Whatever the area of the contact patch, increasing it's width by 5% would result in a 5% areal change (Area=L xW). In any case, I find it remarkable that the increase in width is so small from one size to the next. I guess my notion stems from my long history of cars with 16" wheels and narrow tires where 225s wouldn't fit in the wheel well or they would chide against the sheet metal on extreme turns. I always pictured them as being very much wider than my "little, thin" tires. I guess not so.-----
#129 of 143 Re: Realization about tire sizes. [pod]
Oct 17, 2012 (2:27 pm)
I was thinking there would be a larger percentage increase in the contact patch since it's way smaller than the circumference of the tire but you're correct - a 5% change in one dimension is a 5% difference in area regardless of the overall area. Although in terms of cornering ability I bet a 10 mm increase in width is more effictive than a 10 mm increase in length of the contact patch. Won't matter for acceleration though.
#130 of 143 heater w/ or w/o AC
Nov 09, 2012 (6:15 pm)

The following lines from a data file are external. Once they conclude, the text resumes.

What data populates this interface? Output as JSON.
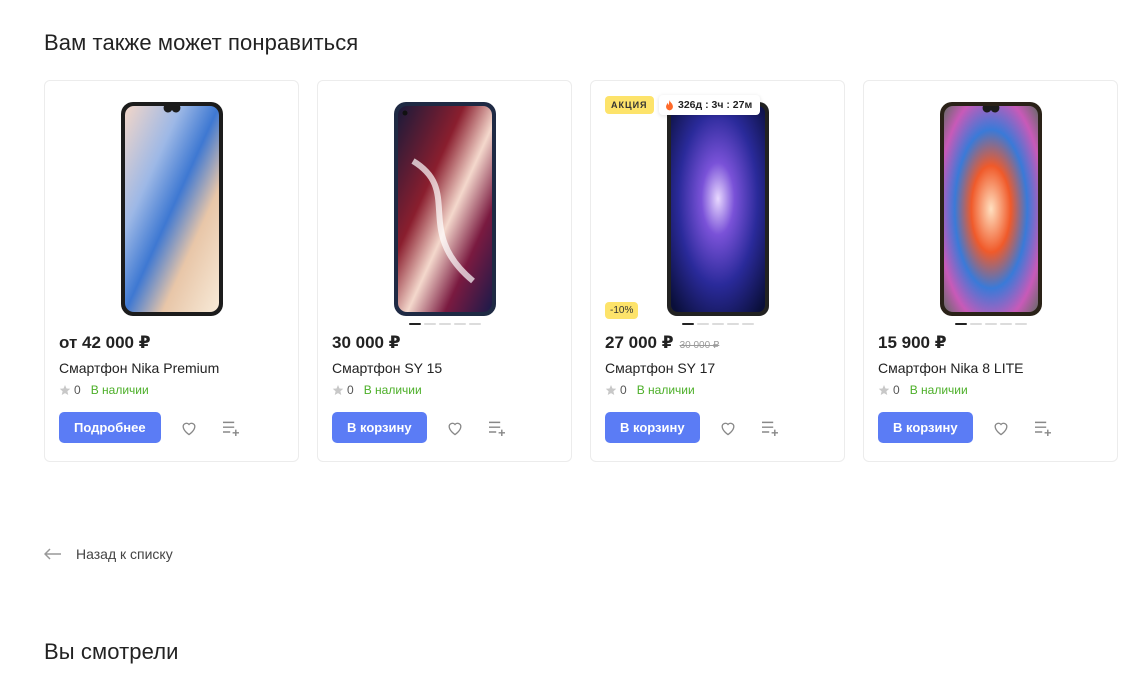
{
  "recommend": {
    "title": "Вам также может понравиться"
  },
  "cards": [
    {
      "price": "от 42 000 ₽",
      "old_price": "",
      "name": "Смартфон Nika Premium",
      "rating": "0",
      "stock": "В наличии",
      "button": "Подробнее",
      "active_dot": 0,
      "dots": 0
    },
    {
      "price": "30 000 ₽",
      "old_price": "",
      "name": "Смартфон SY 15",
      "rating": "0",
      "stock": "В наличии",
      "button": "В корзину",
      "active_dot": 0,
      "dots": 5
    },
    {
      "price": "27 000 ₽",
      "old_price": "30 000 ₽",
      "name": "Смартфон SY 17",
      "rating": "0",
      "stock": "В наличии",
      "button": "В корзину",
      "active_dot": 0,
      "dots": 5,
      "sale_badge": "АКЦИЯ",
      "timer": "326д : 3ч : 27м",
      "discount": "-10%"
    },
    {
      "price": "15 900 ₽",
      "old_price": "",
      "name": "Смартфон Nika 8 LITE",
      "rating": "0",
      "stock": "В наличии",
      "button": "В корзину",
      "active_dot": 0,
      "dots": 5
    }
  ],
  "back_link": "Назад к списку",
  "viewed": {
    "title": "Вы смотрели"
  },
  "colors": {
    "accent": "#5b7cf5",
    "stock": "#4caf28",
    "sale": "#fde36a"
  },
  "icons": [
    "star-icon",
    "heart-icon",
    "compare-list-icon",
    "fire-icon",
    "arrow-left-icon"
  ]
}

I feel like I should know this but I don't. At what times does the AC come on and mix dry cool air with the heater air. Does it come on every time you turn on the heat? Or does it come on only when you are in the windshield defrost mode and have selected the windshield defrost button. I have a 2010 Milan/Fusion I4.

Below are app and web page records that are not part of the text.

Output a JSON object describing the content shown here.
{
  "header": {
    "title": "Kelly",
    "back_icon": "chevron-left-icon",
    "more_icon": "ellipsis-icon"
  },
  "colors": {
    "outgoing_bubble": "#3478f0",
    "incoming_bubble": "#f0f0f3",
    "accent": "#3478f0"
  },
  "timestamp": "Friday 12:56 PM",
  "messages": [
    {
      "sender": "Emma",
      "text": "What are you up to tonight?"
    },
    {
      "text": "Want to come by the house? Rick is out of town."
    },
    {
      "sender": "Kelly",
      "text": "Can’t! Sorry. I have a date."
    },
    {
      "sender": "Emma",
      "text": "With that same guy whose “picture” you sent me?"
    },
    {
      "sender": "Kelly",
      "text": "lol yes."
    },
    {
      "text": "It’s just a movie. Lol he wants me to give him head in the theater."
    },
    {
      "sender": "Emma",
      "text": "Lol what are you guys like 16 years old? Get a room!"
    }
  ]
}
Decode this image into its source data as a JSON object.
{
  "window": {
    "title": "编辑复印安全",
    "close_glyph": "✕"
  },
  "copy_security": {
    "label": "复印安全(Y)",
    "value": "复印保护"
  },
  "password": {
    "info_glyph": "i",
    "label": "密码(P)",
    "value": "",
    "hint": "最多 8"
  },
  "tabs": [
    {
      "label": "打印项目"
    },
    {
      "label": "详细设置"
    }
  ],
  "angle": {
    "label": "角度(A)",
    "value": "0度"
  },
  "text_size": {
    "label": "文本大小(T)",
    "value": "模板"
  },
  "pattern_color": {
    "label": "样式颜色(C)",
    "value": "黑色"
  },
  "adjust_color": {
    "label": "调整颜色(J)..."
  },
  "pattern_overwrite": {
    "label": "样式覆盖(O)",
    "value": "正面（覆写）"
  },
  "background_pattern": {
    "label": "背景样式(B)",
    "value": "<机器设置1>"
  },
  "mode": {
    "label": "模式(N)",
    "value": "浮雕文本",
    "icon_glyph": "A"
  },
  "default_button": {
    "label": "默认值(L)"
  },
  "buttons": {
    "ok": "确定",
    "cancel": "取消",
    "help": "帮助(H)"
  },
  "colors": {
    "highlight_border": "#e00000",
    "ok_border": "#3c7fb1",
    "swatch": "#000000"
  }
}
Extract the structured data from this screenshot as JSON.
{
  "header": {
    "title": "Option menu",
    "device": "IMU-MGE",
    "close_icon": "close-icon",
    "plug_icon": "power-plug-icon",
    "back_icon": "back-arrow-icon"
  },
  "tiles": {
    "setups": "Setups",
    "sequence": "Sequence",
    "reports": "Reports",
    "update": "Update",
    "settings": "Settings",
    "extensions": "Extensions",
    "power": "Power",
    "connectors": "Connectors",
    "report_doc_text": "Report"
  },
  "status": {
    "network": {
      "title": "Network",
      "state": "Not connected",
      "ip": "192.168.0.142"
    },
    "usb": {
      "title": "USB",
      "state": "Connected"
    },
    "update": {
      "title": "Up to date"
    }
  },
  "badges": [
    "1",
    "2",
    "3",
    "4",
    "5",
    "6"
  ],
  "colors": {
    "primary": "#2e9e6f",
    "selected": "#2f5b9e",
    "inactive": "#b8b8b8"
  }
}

I assume that when you select heat you get warmed air from the fan without AC activation but I wonder if my assumption is correct.

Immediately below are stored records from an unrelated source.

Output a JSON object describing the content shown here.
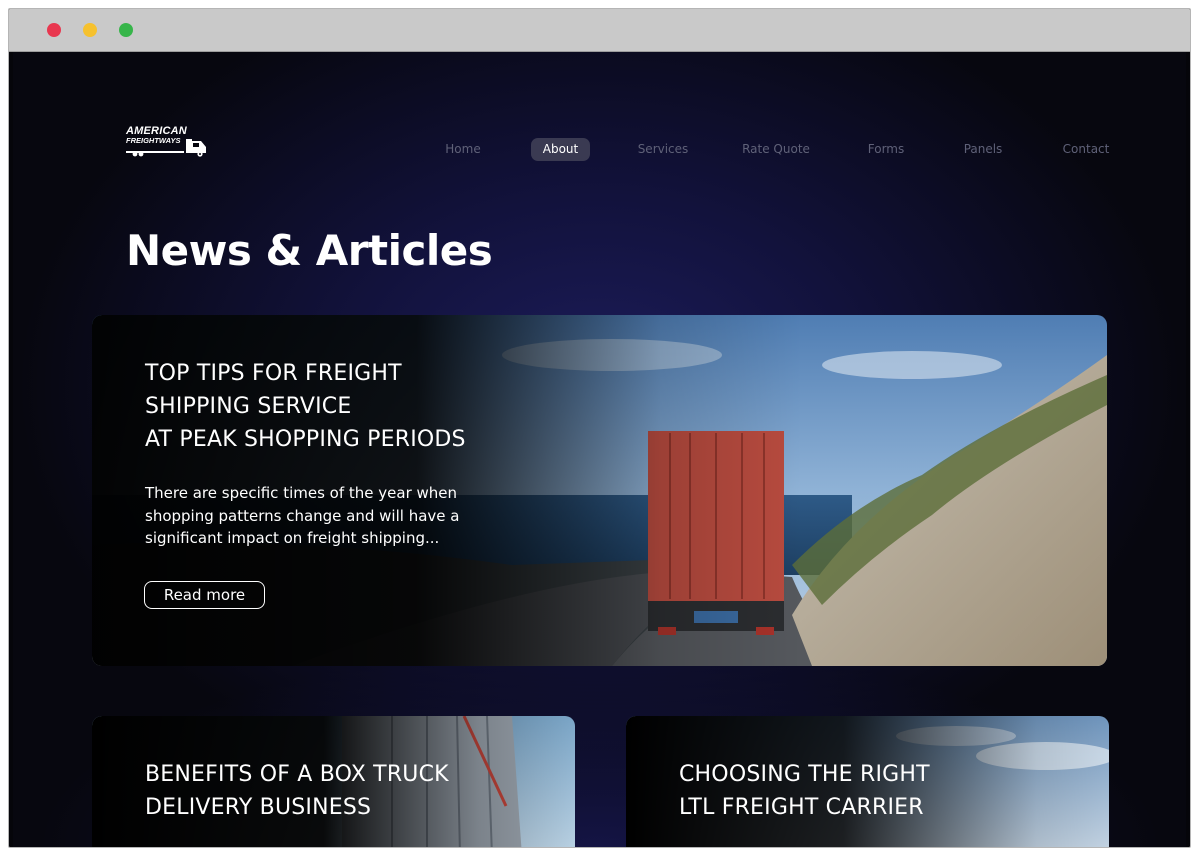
{
  "brand": {
    "line1": "AMERICAN",
    "line2": "FREIGHTWAYS"
  },
  "nav": {
    "items": [
      {
        "label": "Home"
      },
      {
        "label": "About"
      },
      {
        "label": "Services"
      },
      {
        "label": "Rate Quote"
      },
      {
        "label": "Forms"
      },
      {
        "label": "Panels"
      },
      {
        "label": "Contact"
      }
    ],
    "active": "About"
  },
  "page_title": "News & Articles",
  "featured": {
    "title_lines": [
      "TOP TIPS FOR FREIGHT",
      "SHIPPING SERVICE",
      "AT PEAK SHOPPING PERIODS"
    ],
    "excerpt_lines": [
      "There are specific times of the year when",
      "shopping patterns change and will have a",
      "significant impact on freight shipping..."
    ],
    "button_label": "Read more"
  },
  "articles": [
    {
      "title_lines": [
        "BENEFITS OF A BOX TRUCK",
        "DELIVERY BUSINESS"
      ]
    },
    {
      "title_lines": [
        "CHOOSING THE RIGHT",
        "LTL FREIGHT CARRIER"
      ]
    }
  ],
  "colors": {
    "background": "#07070f",
    "glow": "#1c1c5a",
    "nav_text": "#5f6178",
    "nav_active_bg": "#3a3a52",
    "window_close": "#e8374f",
    "window_minimize": "#f6c12e",
    "window_zoom": "#37b54a"
  },
  "icons": [
    "truck-logo-icon",
    "window-close-icon",
    "window-minimize-icon",
    "window-zoom-icon"
  ]
}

#131 of 143 Re: heater w/ or w/o AC [pod]
Nov 10, 2012 (5:57 am)
You are right. It comes on in the defrost mode, not in the heat mode.
#132 of 143 Re: heater w/ or w/o AC [pod]
Nov 10, 2012 (6:48 am)
If you have auto climate control the A/C will come on most of the time until temp goes below 40 or so. It helps dehumidify the air whether it's warm or cool.
#133 of 143 Re: heater w/ or w/o AC [akirby]
Nov 12, 2012 (4:10 pm)
I should have specified that my car does NOT have automatic climate control and I understand that this feature assumes control of the AC and heater when active. Thanks.
#134 of 143 Re: heater w/ or w/o AC [pod]
Nov 12, 2012 (5:49 pm)
That's what I assumed but wanted to let others know in case they did have EATC.
#135 of 143 Ford advises against towing. ?small trailer or platform
Nov 20, 2012 (12:01 pm)
As mentioned earlier I have located a class one trailer hitch (200# tongue load/2000# overall) that is custom drilled for attachment to the 2010 Fusion/Milan. It is an easy installation that requires only a ratchet set and a strap for the exhaust (which is temporarily lowered from the rear hangers). The receiver sits nicely under the bumper with no need to cut or modify anything.
Then I read and discovered that Ford "does not recomment towing with the vehicle". I discovered that many 4 cylinder cars have similar disclaimers.
Speculation is that liability concerns make it prudent for the manufacturer to be very conservative in endorsing trailer load since driving at too high a speed could outrun the braking capacity or, with too big a load, over heat the transmission. And so on.
I understand that caution by Ford.
However I doubt that a small trailer (4' x4') with a small load (e.g. a recently purchased generator which weights 230# would pose a problem. There are folding platforms that attach to the hitch receiver and extend outward from the rear of the car which are rated at <300# load (and weigh 50# themselves). What do people think. Is towing a llight load (total<500#) a likely source of strain or damage to the I4 Fusion?